Directions for this task
Determine how many lines below include the string "title". Reply with the number only.

[Records from a collection]

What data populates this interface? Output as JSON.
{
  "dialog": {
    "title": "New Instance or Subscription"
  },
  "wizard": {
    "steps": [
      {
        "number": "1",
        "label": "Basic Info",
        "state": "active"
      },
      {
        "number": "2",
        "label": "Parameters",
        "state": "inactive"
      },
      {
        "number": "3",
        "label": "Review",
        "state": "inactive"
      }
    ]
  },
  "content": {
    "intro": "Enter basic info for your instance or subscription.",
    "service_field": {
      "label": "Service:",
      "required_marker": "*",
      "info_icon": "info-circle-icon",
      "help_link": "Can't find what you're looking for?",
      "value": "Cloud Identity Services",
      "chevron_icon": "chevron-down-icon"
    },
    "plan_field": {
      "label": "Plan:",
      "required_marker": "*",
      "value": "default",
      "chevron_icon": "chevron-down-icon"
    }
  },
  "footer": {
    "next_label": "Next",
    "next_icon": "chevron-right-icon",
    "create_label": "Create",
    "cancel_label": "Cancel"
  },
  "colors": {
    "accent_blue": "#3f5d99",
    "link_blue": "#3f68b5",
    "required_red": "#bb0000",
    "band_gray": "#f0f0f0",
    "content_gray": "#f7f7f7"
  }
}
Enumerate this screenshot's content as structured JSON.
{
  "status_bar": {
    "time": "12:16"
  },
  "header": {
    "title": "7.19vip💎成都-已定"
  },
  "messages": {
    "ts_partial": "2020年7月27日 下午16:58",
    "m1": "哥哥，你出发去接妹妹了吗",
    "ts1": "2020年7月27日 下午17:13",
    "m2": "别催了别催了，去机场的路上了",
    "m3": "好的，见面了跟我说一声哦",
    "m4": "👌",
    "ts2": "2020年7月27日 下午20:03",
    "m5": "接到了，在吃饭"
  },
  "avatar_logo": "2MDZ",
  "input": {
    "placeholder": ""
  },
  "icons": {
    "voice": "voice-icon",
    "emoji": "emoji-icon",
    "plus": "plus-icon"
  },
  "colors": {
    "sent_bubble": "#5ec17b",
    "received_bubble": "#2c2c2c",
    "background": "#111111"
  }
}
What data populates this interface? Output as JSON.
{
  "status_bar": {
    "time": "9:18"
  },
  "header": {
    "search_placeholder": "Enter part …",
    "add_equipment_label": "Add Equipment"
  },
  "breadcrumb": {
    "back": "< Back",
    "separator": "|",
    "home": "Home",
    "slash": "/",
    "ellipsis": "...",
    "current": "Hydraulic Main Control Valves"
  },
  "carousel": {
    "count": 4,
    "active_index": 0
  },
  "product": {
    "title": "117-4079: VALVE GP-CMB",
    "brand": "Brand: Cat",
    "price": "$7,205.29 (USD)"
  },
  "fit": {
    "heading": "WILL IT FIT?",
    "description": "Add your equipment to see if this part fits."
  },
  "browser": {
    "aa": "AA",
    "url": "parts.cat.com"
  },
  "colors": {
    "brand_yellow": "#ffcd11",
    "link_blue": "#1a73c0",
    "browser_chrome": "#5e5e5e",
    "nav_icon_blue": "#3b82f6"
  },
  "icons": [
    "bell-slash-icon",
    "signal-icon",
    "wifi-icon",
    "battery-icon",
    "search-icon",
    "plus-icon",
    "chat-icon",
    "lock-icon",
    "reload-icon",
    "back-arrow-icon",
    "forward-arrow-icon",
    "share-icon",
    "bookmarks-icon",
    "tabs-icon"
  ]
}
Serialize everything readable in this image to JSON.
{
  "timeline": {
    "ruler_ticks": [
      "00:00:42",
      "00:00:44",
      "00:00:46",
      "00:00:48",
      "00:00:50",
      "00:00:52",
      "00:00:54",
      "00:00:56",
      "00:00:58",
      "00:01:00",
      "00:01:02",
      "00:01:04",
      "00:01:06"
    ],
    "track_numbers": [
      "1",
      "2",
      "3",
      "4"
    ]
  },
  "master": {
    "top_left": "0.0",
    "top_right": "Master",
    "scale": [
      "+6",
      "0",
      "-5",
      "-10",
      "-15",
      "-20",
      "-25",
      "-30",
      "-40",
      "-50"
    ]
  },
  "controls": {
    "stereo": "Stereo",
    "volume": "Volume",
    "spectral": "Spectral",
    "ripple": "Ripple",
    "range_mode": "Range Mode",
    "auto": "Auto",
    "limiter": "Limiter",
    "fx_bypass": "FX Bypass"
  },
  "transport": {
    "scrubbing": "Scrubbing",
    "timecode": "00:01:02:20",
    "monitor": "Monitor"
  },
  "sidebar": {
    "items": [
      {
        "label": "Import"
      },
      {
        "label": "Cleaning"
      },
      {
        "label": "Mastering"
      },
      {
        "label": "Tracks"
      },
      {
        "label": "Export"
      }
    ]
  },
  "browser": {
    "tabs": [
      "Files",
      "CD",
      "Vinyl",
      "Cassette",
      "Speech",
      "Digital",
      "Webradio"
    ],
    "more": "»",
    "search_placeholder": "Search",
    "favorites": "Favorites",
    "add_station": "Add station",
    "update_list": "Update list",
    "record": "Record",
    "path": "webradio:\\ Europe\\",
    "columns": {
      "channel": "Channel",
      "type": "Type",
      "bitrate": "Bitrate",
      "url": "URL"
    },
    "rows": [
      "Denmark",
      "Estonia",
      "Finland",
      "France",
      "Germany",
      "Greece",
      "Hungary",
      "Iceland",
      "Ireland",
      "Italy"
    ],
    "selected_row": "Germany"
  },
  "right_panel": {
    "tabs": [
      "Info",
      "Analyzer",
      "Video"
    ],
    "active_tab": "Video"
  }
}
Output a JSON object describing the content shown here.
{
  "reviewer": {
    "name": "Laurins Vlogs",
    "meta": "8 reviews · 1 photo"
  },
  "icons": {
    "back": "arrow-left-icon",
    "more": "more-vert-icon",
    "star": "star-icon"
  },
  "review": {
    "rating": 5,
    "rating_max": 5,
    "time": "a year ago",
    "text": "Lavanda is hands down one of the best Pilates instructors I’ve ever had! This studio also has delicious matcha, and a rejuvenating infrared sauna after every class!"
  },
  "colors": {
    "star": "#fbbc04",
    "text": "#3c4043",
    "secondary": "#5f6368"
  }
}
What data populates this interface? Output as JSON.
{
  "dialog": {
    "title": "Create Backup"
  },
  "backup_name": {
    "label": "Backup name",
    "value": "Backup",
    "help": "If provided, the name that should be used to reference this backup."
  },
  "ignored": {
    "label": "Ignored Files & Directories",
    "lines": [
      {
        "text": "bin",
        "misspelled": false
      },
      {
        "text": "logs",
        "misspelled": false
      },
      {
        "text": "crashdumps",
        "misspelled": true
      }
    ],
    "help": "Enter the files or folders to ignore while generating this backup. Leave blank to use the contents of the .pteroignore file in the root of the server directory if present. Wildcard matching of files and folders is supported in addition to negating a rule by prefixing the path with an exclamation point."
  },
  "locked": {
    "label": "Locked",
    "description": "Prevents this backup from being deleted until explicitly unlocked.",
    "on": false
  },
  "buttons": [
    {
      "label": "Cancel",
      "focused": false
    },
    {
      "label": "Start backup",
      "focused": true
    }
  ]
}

Solution for this exercise
4